Now, I won’t pretend to be nonpartisan, because I’ve been on both sides of the rivalry. My parents and oldest sister were tried-and-true Spartans, while my three brothers and I have all attended Michigan.
Growing up in Grand Ledge, Mich., just 20 minutes outside of East Lansing, I straddled the Michigan State-Michigan line for years. I know, that can’t be done. It’s wrong. It’s halfway illegal in most states, including ours.
But I did it. I cheered both ways. I know what this weekend is like around East Lansing. It’s got the air of the Super Bowl. The Spartan Marching Band adapts its cadence to insert ‘Go State, beat Mich’gan’ and swaps the fight song lyrics to: “Smash right through that line of blue” and “Mich-i-gan is weak-en-ing.”
But Michigan’s not the one weakening right now.
The Spartans are boasting a 4-3 record this fall — and let’s be clear, that’s a bad 4-3. Like the Michigan State student section, the Spartans just didn’t show up against Iowa last week.
With a loss this weekend, Michigan State is poised to plummet off everyone’s radar. So it’s going to be a circus. It’s just too bad Michigan State even has to make the trip to the Big House.
Michigan coach Brady Hoke hasn’t lost a game in the friendly confines of Michigan Stadium. The Wolverines are a perfect 11-0 at home since Hoke took the reins last January.
And they’ve got this quarterback. I think you’ve met him. Denard Robinson, meet Michigan State. Guys, Denard.
You probably know him quite well. Oh, and you know who else knows him?

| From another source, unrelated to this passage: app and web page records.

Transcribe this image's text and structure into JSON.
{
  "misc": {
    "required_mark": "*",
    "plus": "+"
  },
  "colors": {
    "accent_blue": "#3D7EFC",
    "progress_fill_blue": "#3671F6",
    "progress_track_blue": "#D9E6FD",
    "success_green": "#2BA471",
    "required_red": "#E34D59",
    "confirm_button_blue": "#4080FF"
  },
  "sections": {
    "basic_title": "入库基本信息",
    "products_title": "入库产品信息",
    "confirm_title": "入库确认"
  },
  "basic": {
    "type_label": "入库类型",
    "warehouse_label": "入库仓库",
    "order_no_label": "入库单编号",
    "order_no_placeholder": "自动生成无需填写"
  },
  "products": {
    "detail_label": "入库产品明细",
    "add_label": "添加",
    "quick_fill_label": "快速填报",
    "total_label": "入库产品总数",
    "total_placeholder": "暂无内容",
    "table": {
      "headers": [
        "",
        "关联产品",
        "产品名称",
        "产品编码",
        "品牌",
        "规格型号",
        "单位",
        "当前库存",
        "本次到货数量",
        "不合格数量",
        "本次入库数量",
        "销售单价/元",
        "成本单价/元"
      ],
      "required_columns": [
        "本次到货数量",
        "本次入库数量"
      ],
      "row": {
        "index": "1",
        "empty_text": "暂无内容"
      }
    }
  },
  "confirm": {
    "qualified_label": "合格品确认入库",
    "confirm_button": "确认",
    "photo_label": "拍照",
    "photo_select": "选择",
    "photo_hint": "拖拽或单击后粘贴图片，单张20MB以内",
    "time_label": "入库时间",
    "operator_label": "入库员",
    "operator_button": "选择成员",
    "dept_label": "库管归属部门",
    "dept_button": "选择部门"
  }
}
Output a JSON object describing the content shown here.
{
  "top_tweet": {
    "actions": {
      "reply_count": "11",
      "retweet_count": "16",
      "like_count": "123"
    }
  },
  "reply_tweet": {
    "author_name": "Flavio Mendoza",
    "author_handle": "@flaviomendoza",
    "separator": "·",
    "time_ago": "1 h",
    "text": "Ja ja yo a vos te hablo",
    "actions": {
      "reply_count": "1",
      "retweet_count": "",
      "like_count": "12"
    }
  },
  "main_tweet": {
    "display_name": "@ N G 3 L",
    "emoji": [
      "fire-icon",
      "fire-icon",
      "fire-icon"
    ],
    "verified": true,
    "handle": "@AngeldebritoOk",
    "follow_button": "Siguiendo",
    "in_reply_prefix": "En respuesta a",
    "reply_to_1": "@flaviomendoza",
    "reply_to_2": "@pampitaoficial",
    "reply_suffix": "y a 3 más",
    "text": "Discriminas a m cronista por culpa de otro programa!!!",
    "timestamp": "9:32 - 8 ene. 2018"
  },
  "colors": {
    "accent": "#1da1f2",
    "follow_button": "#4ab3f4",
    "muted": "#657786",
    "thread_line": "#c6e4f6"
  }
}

Everyone.
Robinson sat beside wide receiver Devin Gardner at the Michigan-Michigan State women’s soccer match in Ann Arbor last week, and in the closing moments of halftime, a group of elementary-aged girls lined up along a fence behind the goal line about 50 yards away to catch a glimpse of the dread-headed quarterback.
A Spartan parent urged them on. Okay, one … two … three.
“DENARD!” the troupe of six girls shrieked in unison. He didn’t hear. They tried again, and this time he turned, smiled and motioned them over.
They slowly ambled two-by-two along the sideline to meet him. He posed for photos with them, noticing only when they started to walk away that they were all bundled up in Michigan State jackets.
“Hey now!” he laughed.
Somewhere in East Lansing, Andrew Maxwell whimpered off in a lonely corner: “But I’m your quarterback!”
On the gridiron, the ferocious Spartan defense has shut Robinson down twice, knocked him out of the game twice and given him a terrific little facemask yank along the way.
But he looks like a different player today.